▶ _Task statement_
Give every line from the entries that contains "Elasticsearch".

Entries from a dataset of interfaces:
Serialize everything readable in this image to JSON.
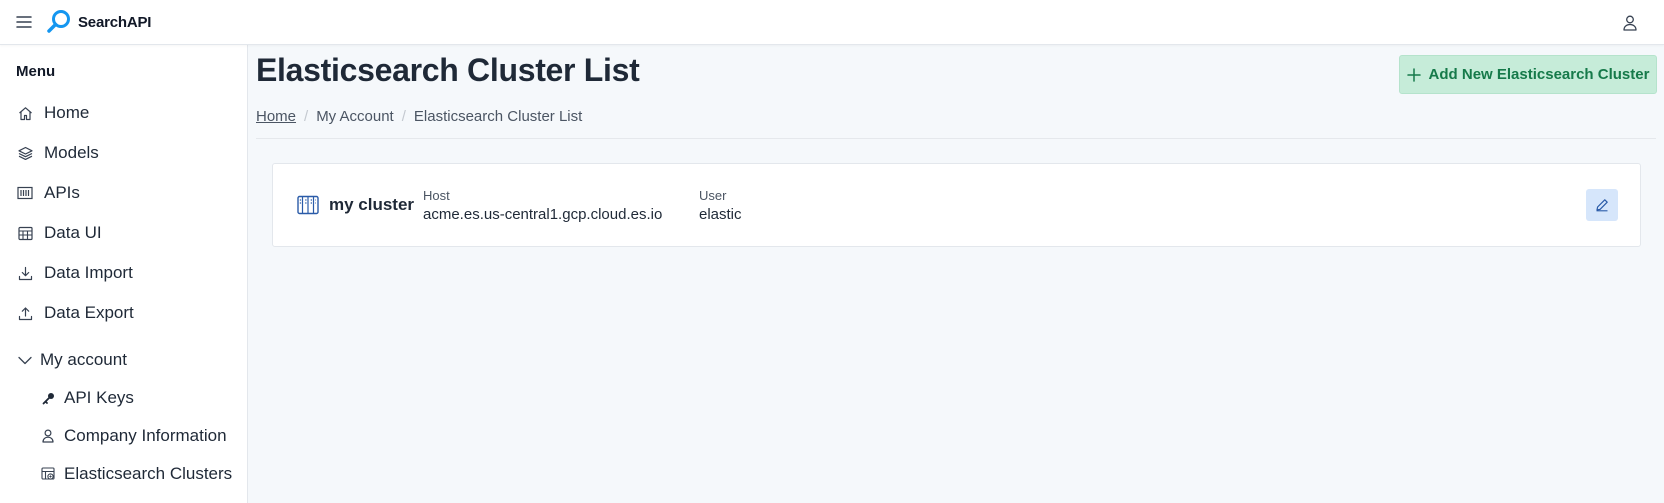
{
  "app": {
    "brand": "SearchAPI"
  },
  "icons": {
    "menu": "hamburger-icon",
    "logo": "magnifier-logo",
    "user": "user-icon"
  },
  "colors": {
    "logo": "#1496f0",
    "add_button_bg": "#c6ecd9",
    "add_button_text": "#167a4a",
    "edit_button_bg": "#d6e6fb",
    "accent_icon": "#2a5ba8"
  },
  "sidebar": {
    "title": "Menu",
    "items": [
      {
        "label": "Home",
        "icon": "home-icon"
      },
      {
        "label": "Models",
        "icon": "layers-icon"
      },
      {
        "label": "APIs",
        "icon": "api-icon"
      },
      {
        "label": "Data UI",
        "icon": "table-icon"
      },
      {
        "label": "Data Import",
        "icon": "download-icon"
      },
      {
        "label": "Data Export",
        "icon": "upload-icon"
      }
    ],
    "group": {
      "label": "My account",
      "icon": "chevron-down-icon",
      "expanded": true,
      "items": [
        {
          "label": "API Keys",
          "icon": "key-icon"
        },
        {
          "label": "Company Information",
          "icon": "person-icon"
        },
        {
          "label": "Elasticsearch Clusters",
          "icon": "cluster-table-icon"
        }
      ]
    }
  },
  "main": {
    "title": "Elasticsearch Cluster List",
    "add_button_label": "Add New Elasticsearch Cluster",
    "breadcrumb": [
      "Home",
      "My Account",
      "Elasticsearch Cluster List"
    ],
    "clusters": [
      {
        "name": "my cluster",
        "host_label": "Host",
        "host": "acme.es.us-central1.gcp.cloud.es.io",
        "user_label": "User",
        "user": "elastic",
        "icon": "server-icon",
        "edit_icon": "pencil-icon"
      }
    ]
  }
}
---
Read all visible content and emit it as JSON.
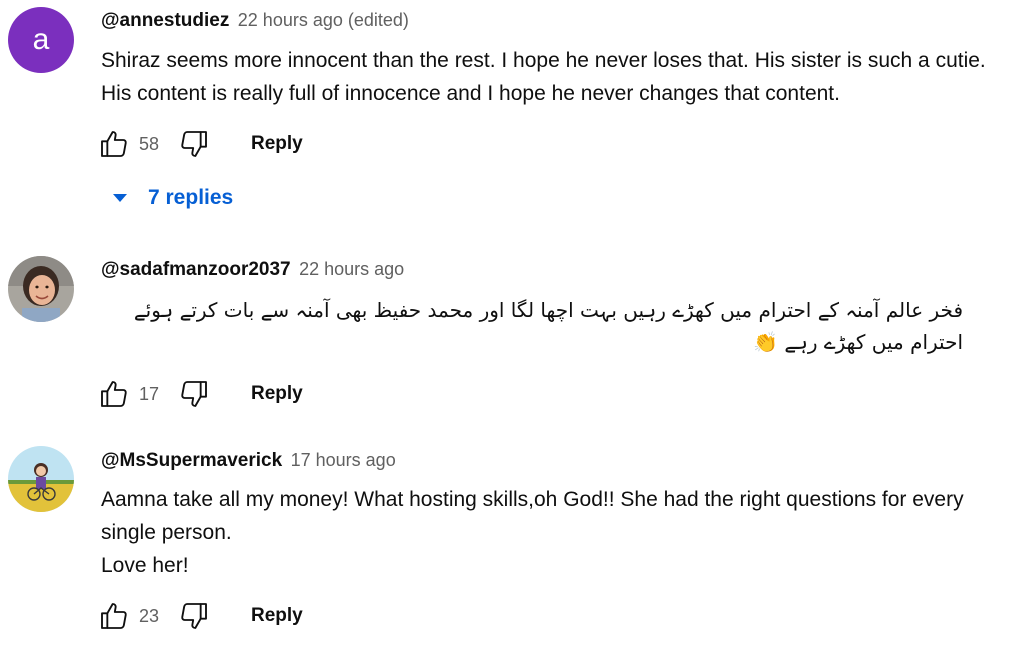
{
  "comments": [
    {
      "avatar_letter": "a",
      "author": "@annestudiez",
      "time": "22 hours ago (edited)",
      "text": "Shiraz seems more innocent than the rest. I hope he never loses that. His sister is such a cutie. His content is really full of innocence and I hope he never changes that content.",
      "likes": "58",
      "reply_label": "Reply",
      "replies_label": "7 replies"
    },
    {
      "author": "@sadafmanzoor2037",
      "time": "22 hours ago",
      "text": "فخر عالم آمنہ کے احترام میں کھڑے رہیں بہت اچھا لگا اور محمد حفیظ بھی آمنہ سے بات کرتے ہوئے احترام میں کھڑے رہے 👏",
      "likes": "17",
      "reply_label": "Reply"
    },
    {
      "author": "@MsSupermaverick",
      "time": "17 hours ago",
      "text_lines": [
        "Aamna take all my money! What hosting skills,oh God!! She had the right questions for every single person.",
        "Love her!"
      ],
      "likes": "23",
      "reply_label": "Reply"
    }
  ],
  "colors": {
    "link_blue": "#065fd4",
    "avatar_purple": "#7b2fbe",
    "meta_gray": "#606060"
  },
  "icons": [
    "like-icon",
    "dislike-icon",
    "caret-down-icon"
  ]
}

▶ _Solution to the problem_
          "label": "Elasticsearch Clusters",
    "title": "Elasticsearch Cluster List",
    "add_button_label": "Add New Elasticsearch Cluster",
      "Elasticsearch Cluster List"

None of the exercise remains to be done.